▶ [EXERCISE]: Starting from the first line below, count every line holding the word "label", then state the total alone.

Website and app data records
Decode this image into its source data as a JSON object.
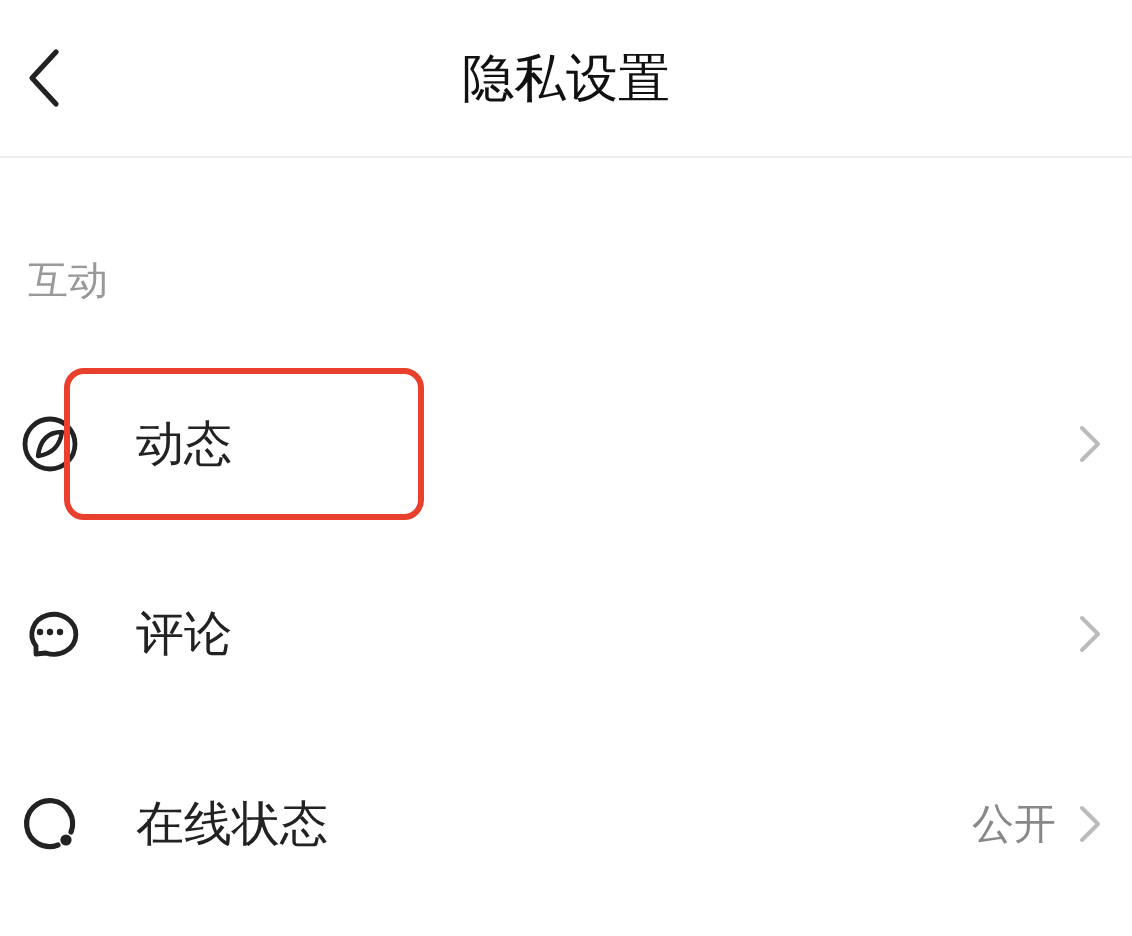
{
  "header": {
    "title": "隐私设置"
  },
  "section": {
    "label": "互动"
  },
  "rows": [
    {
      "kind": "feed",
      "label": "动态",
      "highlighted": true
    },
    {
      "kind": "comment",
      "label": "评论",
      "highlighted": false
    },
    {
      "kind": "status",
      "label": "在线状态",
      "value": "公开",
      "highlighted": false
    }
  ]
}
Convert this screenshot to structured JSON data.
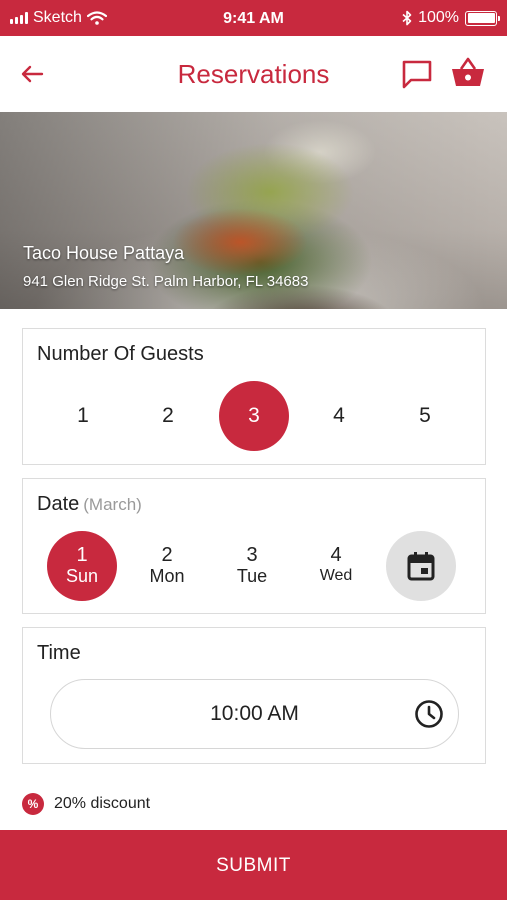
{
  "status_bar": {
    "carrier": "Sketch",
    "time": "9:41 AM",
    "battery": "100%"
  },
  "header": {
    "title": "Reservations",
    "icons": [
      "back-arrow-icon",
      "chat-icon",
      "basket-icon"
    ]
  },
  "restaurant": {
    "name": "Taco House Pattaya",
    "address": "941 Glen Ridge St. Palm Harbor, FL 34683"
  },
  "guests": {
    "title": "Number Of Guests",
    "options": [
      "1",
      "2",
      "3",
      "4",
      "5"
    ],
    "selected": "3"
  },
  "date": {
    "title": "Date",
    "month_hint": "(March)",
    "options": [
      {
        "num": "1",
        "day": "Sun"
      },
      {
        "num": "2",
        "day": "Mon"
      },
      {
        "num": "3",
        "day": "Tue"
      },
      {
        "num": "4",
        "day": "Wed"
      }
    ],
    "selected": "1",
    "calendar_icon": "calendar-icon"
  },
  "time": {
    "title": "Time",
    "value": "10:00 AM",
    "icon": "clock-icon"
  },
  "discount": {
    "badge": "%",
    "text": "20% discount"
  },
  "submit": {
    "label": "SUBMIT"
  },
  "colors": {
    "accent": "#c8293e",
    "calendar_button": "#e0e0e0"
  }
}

▶ [EXPECTED OUTPUT]: 5